- Most importantly, remember that your spirit is the most important thing that you have. Don’t let this privilege cramp your wonderful spirit. Don’t ever let your phone or technology seep into your relationship with your Heavenly Father. The noise of technology is quick to make us all think looking at a screen is more important than talking, especially to Heavenly Father. Make a practice to read your scriptures before you check texts or instagram in the morning. Pray first as well.
It is our hope that you can agree to these terms. Most of the lessons listed here do not just apply only to phones or iPods, but to life in general. You are growing up in a fast and ever changing world. It is exciting and enticing. Trust your powerful mind and giant heart above any machine.We love you forever,
Mom and Dad
WHAT TO INCLUDE IN A TECHNOLOGY CONTRACT
If you want to create your own contract, here are the main things you want to include to cover all your bases. First, you’ll want to have time limits for each device. This could include a no technology at the dinner table or no technology after a certain time each night.
You’ll also want to specify what content is appropriate for kids to consume. Which apps are off-limits, are games allowed, which sites to avoid, what social media can be created or consumed, etc.
Safety standards will also need to be set. Clarify that sharing personal information with anyone online is dangerous. There are certain things that need to be kept personal. In order to stay safe, you’ll want to make sure that kids know not to share their current location. And of course, sharing images can do lasting damage. Be sure your kids are aware of what they are doing on their phones.

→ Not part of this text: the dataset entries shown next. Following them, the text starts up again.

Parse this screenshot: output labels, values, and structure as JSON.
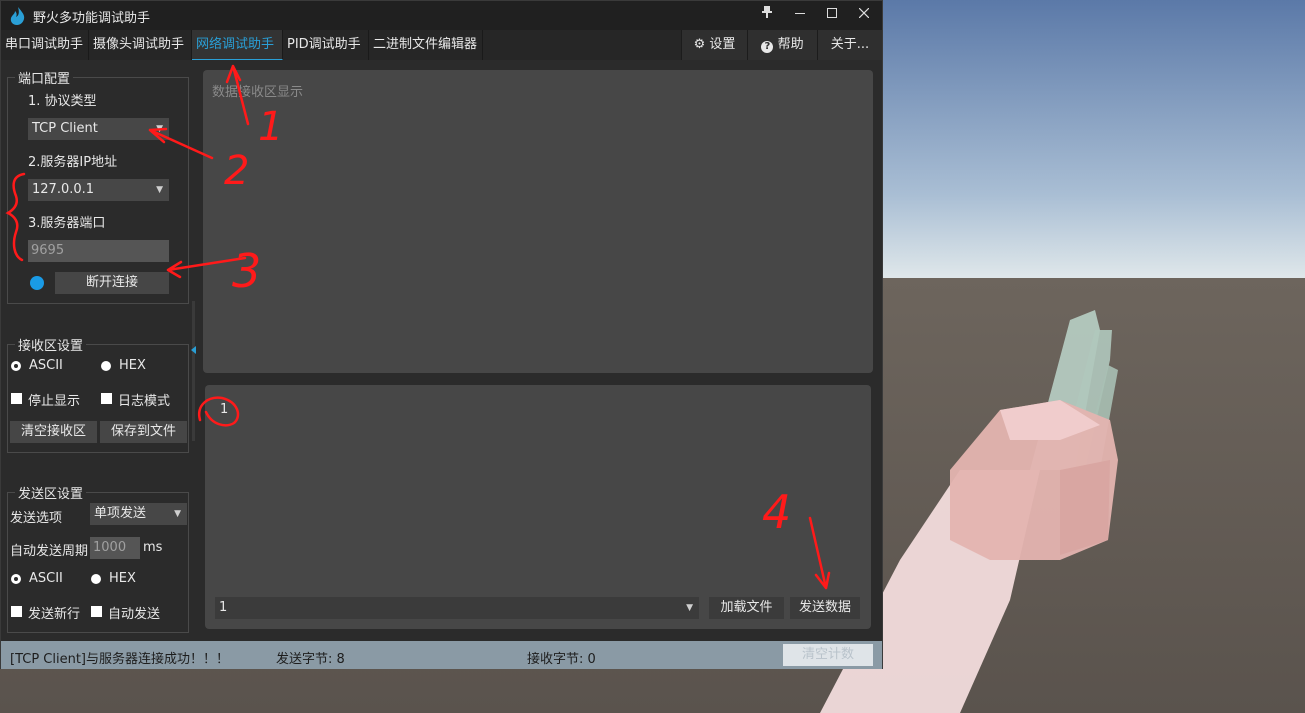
{
  "window": {
    "title": "野火多功能调试助手"
  },
  "tabs": [
    "串口调试助手",
    "摄像头调试助手",
    "网络调试助手",
    "PID调试助手",
    "二进制文件编辑器"
  ],
  "right_buttons": {
    "settings": "设置",
    "help": "帮助",
    "about": "关于..."
  },
  "port_config": {
    "title": "端口配置",
    "protocol_label": "1. 协议类型",
    "protocol_value": "TCP Client",
    "ip_label": "2.服务器IP地址",
    "ip_value": "127.0.0.1",
    "port_label": "3.服务器端口",
    "port_value": "9695",
    "disconnect_button": "断开连接",
    "status_color": "#1a9be6"
  },
  "receive_settings": {
    "title": "接收区设置",
    "ascii": "ASCII",
    "hex": "HEX",
    "stop_display": "停止显示",
    "log_mode": "日志模式",
    "clear_button": "清空接收区",
    "save_button": "保存到文件"
  },
  "send_settings": {
    "title": "发送区设置",
    "option_label": "发送选项",
    "option_value": "单项发送",
    "period_label": "自动发送周期",
    "period_value": "1000",
    "period_unit": "ms",
    "ascii": "ASCII",
    "hex": "HEX",
    "newline": "发送新行",
    "auto_send": "自动发送"
  },
  "receive_area": {
    "placeholder": "数据接收区显示"
  },
  "send_area": {
    "content": "1",
    "history_value": "1",
    "load_button": "加载文件",
    "send_button": "发送数据"
  },
  "status": {
    "message": "[TCP Client]与服务器连接成功！！！",
    "sent_bytes": "发送字节: 8",
    "recv_bytes": "接收字节: 0",
    "clear_count": "清空计数"
  },
  "annotations": [
    "1",
    "2",
    "3",
    "4"
  ],
  "colors": {
    "accent": "#2a9fd6",
    "annotation": "#ff1a1a"
  }
}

Lastly, you’ll want to set consequences within the contract so that the repercussions of breaking the contract are clear. This way your teens cannot hold it against you if they break the rules. And it’s much easier for you to enforce!
Now you can make your own technology contract!
SHARING YOUR TECHNOLOGY CONTRACT
In order to get your family on board with the technology contract, make sure you set expectations. We love family council for this reason, it allows everyone to gather together with the idea that we’ll be discussing something important. Start the discussion on a positive note.
When we had our technology contract discussion, the love and communication in that room was tangible. We took some input from the kids to further make the contract unique for our family needs from there and the goal is for us all to sign it to make it official. How I hope that that discussion will be one of many to come as we all try to maneuver our way through a world with increasingly more and more technology at our fingertips. We are the first generation of parents to deal with the influence of technology on our kids. I just hope we can use it for good and keep up our human-ness on the side 🙂
MORE TECHNOLOGY TIPS FOR YOUR FAMILY
I share so many tips that I feel will help on the journey of motherhood! Here are some of my best posts about technology and teens.
- Check out these fantastic resources to help you learn more about technology and how to navigate it with a family The Tech-Wise Family Book Review.
- What I learned from our Collin Kartchner Night… this was an amazing experience.
- Should kids have social media? Yes, I’m opening up this can of worms over on this post. Come check it out and share your thoughts!